Today, anyone can watch video of the funeral ceremony on YouTube.

A second attempt to recover the sub was canceled. Since then, the Glomar has moved among owners and places, refitted for deep-sea drilling but often taken out of service. Today, the renamed GSF Explorer belongs to Transocean, a Houston company.

Spokesperson Pam Easton said the firm doesn't provide information about specific ships - such as a potential price tag if the firm were willing to sell. The Explorer, now in Malaysia, has been idle since November.

Lahm said that inactivity makes it the perfect time to strike. He's sought to enlist people like Lt. Gov. Mike Stack, who in January wrote to say he would research the possibility of relocating the Explorer. A Stack spokesperson said last week he was still reviewing the matter.

If the Explorer were to come here, it would find lots of company.
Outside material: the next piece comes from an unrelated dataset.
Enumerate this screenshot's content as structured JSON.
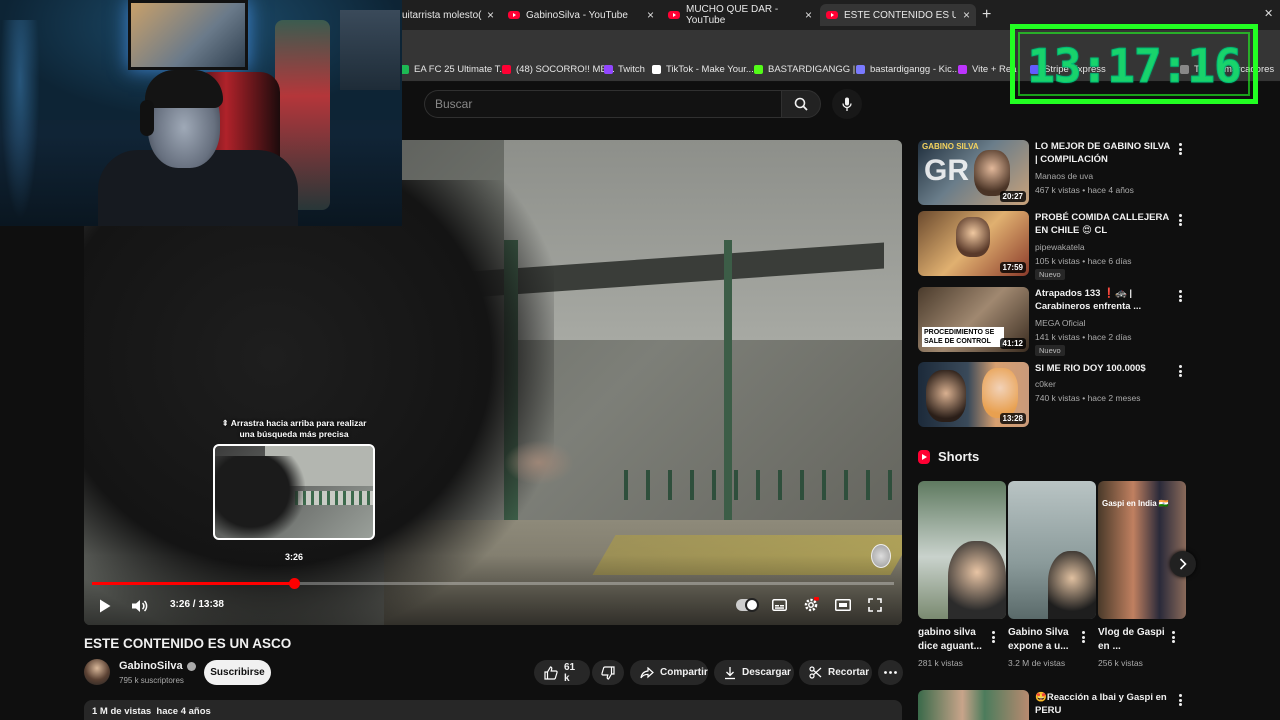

Docked at Penn's Landing are the Olympia, Admiral Dewey's flagship during the Battle of Manila Bay in the Spanish-American War in 1898; and the submarine Becuna, which fought against the Japanese in World War II.

Nearby is the rebuilt Moshulu, the sailing-ship-turned-restaurant; the barkentine Gazela; and the tugboat Jupiter. Across the river is the battleship New Jersey. In South Philadelphia, the SS United States has for nearly two decades cast a rusty shadow over Pier 82, awaiting some future renovation.

People who study ship preservation say money and interest are always the hurdles. Government budgets are strained, and, though ship aficionados are passionate and dedicated, their numbers are limited.

Independence Seaport Museum CEO John Brady agrees the story of the Glomar Explorer is fascinating. But, he wondered, would the arrival of another ship jeopardize those already there?

Lahm, who also worked at the Philadelphia Navy Yard and at Naval Submarine Base Kings Bay in Georgia, knows it won't be easy to relocate the Explorer, but he's sure it can be done - maybe on Lake Erie if not in Philadelphia.

"I have to be optimistic," he said. "The whole East Coast will jump if that ship comes upriver."